Excerpts from an interface dataset:
------------------------------------------------

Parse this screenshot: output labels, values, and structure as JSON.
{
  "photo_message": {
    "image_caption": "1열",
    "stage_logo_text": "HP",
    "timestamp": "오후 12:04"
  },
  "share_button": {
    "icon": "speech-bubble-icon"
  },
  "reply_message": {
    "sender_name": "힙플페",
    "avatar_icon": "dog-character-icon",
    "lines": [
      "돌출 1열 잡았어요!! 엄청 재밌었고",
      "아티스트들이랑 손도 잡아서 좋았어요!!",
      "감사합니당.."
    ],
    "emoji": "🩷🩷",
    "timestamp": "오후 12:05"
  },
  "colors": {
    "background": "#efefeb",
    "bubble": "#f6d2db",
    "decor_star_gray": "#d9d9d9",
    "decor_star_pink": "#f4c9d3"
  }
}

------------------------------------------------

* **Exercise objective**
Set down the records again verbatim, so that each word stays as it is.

* **The completed task**
Parse this screenshot: output labels, values, and structure as JSON.
{
  "photo_message": {
    "image_caption": "1열",
    "stage_logo_text": "HP",
    "timestamp": "오후 12:04"
  },
  "share_button": {
    "icon": "speech-bubble-icon"
  },
  "reply_message": {
    "sender_name": "힙플페",
    "avatar_icon": "dog-character-icon",
    "lines": [
      "돌출 1열 잡았어요!! 엄청 재밌었고",
      "아티스트들이랑 손도 잡아서 좋았어요!!",
      "감사합니당.."
    ],
    "emoji": "🩷🩷",
    "timestamp": "오후 12:05"
  },
  "colors": {
    "background": "#efefeb",
    "bubble": "#f6d2db",
    "decor_star_gray": "#d9d9d9",
    "decor_star_pink": "#f4c9d3"
  }
}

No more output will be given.